We advise employers on appropriate employment policies and procedures. Drafting bespoke policies is just the start. Documents alone do not provide adequate protection.
What is also key is understanding:
What is also key is understanding:
Employing and managing staff is a complex exercise and employment law risks are diverse and ever changing. As an employer, you may decide to have a single staff handbook including all of your policies or to have separate policies.
A key reason to have your employment policies and procedures separate from the employment contract is the crucial ability to amend them as the need arises. The employment contract, like all contracts, once concluded can generally only be varied by mutual consent. If important policies are included in the employment contract that need to be altered, if the employee refuses it presents an employer with some difficulty. If you have a number of employees you will also have a logistical and resource problem.
Even if non-contractual, failure to follow your policies, whilst not a breach of contract, will often be considered by an employment tribunal if relevant. Employers need to have good reason if they don’t adhere to their own policy. There is also a residual threat of a policy being deemed to be contractual, if custom and practice supports such a finding.
There are very few legal requirements on employers in Great Britain to have written employment policies. For the most part, policies set out in a staff handbook are there as a matter of good practice, to set out the standard expected of employees, to assist the running of the business and to reduce legal risk by making sure employees and managers understand the legal rights and responsibilities inherent in the employment relationship.
However, there is a minimum level of information that must be given to employees in writing. Much of this must be given in a single written statement of terms which may be given in the form of a statement, a letter of engagement or a written employment contract. It is often the case that certain information will be given in an offer letter and then repeated in the Contract of Employment. Obviously the terms must not conflict. However, some information can be (and usually is) given in a staff handbook or other “reasonably accessible document”.
There are also areas where a written policy is not compulsory but can bring significant legal protection for the employer, beyond merely setting out standards of behaviour or employees’ entitlements. There are certain policies and procedures that are, in general, required by law, and those that there are strong legal reasons for including. A sample of some of the policies that would be recommended are as follows:

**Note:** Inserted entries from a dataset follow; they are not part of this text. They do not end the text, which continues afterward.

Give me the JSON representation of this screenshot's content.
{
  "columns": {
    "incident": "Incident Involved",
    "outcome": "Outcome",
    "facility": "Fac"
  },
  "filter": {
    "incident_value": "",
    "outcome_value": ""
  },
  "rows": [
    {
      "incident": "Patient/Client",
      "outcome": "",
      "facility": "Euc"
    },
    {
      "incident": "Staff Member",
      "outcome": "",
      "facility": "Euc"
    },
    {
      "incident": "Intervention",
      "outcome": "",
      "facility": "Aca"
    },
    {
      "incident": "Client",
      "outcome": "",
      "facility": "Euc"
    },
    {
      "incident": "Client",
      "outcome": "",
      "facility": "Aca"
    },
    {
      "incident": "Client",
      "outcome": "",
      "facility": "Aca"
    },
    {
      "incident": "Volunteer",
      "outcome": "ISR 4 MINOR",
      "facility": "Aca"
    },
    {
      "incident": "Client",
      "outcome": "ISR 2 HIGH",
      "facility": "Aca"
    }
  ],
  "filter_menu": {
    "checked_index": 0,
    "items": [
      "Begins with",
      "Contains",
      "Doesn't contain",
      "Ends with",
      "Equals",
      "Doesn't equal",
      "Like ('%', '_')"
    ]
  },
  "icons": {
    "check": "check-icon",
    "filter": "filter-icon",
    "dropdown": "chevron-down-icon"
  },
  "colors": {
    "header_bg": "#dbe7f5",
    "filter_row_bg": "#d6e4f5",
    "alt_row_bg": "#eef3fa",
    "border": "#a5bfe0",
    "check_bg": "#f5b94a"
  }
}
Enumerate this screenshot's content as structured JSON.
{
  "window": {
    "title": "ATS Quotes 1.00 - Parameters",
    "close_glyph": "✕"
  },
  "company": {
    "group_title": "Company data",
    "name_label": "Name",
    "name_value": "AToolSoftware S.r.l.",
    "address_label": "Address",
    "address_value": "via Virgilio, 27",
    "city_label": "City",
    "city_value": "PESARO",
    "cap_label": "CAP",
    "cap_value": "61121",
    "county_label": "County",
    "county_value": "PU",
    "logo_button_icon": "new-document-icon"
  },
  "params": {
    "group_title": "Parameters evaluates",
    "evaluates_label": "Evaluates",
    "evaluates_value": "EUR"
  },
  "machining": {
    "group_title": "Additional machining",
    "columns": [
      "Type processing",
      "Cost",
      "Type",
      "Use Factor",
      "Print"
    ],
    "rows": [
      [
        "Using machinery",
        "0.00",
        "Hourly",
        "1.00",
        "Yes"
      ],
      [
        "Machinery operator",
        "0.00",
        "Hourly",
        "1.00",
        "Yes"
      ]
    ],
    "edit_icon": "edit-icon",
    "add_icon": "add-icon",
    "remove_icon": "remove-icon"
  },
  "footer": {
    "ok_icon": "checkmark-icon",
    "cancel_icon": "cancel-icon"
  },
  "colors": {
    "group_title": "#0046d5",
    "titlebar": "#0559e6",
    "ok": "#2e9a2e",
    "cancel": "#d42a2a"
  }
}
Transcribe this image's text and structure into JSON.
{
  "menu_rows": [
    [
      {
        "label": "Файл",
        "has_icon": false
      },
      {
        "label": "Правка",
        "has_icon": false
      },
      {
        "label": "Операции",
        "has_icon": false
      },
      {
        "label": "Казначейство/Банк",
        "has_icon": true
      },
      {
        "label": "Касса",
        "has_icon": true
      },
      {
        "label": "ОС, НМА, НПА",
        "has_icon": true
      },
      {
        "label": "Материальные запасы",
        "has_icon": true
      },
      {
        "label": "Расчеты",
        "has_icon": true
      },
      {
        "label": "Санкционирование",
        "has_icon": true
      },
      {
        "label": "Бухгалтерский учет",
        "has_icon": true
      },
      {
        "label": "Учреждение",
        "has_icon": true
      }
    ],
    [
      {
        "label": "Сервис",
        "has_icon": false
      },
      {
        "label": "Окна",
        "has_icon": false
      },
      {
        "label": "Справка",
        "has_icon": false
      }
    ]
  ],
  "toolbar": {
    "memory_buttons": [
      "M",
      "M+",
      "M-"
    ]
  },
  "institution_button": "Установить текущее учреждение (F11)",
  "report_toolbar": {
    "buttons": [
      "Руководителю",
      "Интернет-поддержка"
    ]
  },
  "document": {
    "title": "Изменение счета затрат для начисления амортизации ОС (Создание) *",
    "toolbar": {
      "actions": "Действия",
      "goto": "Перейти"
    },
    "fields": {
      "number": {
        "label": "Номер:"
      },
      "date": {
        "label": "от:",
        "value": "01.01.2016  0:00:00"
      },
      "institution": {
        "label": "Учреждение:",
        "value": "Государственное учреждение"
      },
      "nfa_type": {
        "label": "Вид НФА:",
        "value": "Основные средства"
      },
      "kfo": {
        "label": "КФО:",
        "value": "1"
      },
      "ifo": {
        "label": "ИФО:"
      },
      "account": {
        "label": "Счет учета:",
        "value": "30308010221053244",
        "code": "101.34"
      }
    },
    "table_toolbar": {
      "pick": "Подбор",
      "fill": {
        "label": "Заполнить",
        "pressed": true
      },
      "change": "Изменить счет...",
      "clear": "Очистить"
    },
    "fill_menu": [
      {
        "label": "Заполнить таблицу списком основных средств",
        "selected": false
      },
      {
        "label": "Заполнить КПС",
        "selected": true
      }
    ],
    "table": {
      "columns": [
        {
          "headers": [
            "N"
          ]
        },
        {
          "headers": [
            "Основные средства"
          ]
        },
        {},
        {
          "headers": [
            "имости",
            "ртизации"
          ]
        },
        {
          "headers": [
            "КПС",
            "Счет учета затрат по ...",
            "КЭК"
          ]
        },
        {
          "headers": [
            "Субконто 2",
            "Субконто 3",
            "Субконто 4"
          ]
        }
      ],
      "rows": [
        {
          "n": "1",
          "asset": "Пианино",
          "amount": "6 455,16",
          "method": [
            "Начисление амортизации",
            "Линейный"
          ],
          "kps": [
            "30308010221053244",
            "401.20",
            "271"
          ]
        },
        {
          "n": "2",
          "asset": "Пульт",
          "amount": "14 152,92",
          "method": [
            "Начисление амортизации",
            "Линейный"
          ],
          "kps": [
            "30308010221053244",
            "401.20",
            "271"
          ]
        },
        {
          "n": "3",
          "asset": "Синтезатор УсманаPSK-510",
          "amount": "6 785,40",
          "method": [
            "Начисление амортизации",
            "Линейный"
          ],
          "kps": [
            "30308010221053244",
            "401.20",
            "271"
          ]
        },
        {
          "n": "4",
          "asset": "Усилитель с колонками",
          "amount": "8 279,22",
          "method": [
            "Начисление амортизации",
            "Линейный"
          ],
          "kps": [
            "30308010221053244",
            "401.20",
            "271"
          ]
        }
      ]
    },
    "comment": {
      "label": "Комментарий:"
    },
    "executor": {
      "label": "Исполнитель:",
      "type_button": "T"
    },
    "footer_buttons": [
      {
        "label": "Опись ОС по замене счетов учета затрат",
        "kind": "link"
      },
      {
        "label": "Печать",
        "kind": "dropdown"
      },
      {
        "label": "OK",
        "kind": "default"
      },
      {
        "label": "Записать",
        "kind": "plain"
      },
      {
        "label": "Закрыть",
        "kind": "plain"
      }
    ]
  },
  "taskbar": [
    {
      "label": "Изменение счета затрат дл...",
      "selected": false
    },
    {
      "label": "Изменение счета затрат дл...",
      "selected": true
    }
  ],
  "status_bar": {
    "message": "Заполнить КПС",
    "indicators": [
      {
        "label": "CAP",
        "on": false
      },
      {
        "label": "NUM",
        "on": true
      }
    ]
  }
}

Having the right policies is just the start – applying them consistently and fairly is also key. This includes evidencing in writing how you have applied the policies if problems arise so that you have records for the future and can demonstrate a consistent and objective approach with all employees. Failure to do so may lead to a raft of issues and possibly claims, whether they be grievances, a possible constructive dismissal claims or some form of discrimination claim. Simply having policies drafted and then filing them away in a drawer thinking “job done” is a very dangerous approach. Instead, ensure you are familiar with your policies at all times and that all staff are not only made aware of them but they are expressed as being an important aspect of day to day employment practice. Management staff should also be trained about the policies with regular reviews, updates and ongoing training. All staff should also be specifically alerted to the policies and any alterations.
If you require an audit of your existing practices and policies it would enable us to advise you accordingly to determine what is required.
Then please contact us on 02380 402066 or use our contact page for a free consultation